Delving into the twisted mind of M. Night Shyamalan can be a rocky journey for the audience. We never know what we’re in for. On one hand there are films like The Sixth Sense and then there’s something like The Happening. Like, really Mark Wahlberg and Zooey Deschanel, what were you thinking?
In Split, three teenage girls are kidnapped by a ruthless stranger (James McAvoy) who imprisons them in his basement and tells them they will be sacrificed to a beast. At times he seems helpful, at other times hurtful, and the girls soon realise that he suffers from multiple personality disorder. They try to reason, bargain and bribe their way out of their labyrinth-like confines – never knowing which one of the 23 personalities they’re dealing with.
I underestimated Split. It’s one of those perplexing films: even after seeing it a week ago, I still have mixed feelings. While not convinced that this is one of Shyamalan’s greatest, I didn’t entirely dislike it. For the most part, I was entertained and I was intrigued. Despite the slow pacing and the film feeling slightly too long; my attention was held as my brain bounced from speculation to speculation as I tried to pick the ending. Because it’s Shyamalan, we know that there’s going to be a twist and we will constantly try to guess what it is before the credits roll.
To its credit, I didn’t get the twistiest twist, but that is largely due to the fact that I haven’t seen Unbreakable. I shall say no more…
McAvoy is spectacular as 23 different personalities; the standout being Hedwig the precocious child. He throws himself in head-first, devouring his palette of characters and ensuring he portrays each one in its entirety. He is definitely not going into this half-hearted, and that makes Split work.

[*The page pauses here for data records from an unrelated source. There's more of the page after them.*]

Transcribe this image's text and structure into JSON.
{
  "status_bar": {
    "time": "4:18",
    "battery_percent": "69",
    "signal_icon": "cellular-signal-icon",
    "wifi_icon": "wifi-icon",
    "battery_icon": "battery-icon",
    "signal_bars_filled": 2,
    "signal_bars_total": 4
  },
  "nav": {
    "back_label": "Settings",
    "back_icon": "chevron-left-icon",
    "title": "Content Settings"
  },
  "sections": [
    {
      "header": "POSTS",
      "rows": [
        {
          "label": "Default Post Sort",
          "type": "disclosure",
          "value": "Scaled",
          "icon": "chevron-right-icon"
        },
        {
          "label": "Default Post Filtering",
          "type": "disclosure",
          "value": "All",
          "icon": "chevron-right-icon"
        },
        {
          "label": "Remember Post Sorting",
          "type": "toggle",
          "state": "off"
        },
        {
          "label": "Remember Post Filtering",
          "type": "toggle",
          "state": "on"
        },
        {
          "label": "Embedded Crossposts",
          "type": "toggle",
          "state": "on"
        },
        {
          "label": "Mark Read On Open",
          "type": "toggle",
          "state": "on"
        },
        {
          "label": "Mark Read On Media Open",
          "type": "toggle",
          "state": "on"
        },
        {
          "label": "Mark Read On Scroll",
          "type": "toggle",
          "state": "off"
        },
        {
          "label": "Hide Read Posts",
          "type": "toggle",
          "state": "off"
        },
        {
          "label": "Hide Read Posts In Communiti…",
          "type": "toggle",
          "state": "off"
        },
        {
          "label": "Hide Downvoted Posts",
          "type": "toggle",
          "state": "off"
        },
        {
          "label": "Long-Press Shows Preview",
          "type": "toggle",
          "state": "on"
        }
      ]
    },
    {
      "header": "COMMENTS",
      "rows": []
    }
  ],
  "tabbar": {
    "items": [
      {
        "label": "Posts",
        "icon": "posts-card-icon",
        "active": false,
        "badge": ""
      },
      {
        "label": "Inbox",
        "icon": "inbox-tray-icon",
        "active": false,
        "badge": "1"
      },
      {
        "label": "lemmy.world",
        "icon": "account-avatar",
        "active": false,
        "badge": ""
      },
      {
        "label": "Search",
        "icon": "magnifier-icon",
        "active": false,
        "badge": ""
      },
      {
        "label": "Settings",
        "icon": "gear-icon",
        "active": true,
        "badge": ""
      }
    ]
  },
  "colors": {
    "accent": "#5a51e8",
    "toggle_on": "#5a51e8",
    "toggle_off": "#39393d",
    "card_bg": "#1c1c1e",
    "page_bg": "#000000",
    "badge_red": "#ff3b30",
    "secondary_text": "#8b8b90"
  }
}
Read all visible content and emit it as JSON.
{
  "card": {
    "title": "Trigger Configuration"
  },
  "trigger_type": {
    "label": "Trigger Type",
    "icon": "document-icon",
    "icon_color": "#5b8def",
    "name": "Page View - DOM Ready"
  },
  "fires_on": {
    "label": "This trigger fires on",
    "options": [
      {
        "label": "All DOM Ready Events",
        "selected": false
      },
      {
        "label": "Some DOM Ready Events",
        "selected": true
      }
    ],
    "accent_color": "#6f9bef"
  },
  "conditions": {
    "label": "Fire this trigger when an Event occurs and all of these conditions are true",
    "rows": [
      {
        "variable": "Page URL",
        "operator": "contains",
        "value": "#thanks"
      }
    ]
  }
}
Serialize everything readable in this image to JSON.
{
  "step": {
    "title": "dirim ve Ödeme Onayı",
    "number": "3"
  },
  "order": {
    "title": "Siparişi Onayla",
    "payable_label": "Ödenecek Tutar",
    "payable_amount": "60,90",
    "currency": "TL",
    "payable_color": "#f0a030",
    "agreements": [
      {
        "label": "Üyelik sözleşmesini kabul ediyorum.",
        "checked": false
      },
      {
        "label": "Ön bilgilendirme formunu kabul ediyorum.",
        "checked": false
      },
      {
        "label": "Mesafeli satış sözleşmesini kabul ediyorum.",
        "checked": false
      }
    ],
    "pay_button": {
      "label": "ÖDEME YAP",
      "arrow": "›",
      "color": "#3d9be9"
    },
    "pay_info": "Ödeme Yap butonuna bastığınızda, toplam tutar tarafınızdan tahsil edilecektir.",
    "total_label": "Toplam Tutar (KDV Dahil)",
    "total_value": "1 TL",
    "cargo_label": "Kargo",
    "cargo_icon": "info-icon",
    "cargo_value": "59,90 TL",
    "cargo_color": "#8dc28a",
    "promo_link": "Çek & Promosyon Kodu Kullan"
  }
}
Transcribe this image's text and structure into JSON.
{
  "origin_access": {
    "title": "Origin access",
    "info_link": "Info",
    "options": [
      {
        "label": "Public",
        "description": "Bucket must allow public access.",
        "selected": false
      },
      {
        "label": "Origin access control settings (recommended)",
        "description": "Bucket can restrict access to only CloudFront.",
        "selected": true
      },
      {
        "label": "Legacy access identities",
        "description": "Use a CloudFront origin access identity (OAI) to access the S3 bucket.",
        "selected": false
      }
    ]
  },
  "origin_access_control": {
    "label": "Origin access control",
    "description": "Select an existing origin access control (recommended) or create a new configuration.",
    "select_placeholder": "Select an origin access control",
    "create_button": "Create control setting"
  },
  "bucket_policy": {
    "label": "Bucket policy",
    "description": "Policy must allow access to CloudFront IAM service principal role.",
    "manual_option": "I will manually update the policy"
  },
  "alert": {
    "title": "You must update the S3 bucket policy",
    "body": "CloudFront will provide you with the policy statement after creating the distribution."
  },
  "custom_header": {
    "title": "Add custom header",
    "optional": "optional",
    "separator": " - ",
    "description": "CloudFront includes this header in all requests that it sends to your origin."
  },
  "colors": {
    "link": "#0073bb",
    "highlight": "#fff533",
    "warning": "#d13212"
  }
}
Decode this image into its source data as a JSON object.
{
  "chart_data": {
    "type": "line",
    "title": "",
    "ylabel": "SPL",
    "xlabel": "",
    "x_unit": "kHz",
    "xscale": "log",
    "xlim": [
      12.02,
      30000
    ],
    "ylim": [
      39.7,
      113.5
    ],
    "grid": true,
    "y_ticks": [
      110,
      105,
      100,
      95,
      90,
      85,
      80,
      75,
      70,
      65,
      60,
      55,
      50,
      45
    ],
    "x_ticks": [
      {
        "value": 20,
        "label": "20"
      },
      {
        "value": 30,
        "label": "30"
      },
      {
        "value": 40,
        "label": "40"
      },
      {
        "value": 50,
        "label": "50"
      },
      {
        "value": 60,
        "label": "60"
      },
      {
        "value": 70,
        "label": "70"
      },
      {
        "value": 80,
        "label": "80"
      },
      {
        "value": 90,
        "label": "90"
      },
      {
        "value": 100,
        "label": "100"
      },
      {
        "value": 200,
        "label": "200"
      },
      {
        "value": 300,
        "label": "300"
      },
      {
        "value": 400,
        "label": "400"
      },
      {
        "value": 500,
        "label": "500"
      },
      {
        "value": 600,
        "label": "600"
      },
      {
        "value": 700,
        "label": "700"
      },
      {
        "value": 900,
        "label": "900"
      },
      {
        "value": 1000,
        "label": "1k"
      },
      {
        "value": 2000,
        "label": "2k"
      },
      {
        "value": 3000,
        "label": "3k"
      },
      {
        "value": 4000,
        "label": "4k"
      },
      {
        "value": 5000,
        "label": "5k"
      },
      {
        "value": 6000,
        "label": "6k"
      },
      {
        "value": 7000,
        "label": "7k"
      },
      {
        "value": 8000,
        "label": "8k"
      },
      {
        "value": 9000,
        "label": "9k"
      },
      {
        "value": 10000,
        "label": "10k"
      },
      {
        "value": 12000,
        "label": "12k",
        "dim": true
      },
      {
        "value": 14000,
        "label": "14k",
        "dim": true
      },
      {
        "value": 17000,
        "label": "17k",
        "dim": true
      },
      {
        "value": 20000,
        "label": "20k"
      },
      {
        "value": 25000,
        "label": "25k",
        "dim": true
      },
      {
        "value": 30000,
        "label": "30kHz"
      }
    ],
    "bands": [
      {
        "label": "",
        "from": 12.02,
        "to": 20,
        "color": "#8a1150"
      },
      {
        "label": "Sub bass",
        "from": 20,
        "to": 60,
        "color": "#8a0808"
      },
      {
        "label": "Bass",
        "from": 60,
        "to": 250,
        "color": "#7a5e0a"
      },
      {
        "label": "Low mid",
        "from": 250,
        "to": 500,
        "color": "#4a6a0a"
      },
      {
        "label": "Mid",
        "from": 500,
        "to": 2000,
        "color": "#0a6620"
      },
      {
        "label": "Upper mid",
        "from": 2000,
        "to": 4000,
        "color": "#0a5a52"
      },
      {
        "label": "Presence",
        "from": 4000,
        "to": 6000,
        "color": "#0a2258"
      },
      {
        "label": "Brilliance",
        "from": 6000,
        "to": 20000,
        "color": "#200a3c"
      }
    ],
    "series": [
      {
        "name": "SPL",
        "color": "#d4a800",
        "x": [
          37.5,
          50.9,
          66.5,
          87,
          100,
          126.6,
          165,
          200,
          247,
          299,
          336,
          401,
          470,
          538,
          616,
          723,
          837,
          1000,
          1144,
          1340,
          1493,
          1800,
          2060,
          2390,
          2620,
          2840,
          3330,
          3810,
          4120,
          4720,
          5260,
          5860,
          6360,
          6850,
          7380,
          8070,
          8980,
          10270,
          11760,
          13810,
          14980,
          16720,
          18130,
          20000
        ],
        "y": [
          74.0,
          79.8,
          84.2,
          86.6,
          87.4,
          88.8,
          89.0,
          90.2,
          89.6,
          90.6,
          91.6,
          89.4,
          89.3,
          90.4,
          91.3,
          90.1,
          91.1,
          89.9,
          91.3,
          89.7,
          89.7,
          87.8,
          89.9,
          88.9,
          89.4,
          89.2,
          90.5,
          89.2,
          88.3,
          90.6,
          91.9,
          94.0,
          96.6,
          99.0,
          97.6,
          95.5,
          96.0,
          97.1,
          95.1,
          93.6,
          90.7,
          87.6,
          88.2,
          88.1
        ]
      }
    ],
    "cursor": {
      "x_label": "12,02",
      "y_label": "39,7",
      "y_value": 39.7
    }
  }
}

Time will tell if there will be an Unbreakable and Split crossover; or maybe just a sequel, but if not, Shyamalan – as always – will keep his audiences guessing until the end.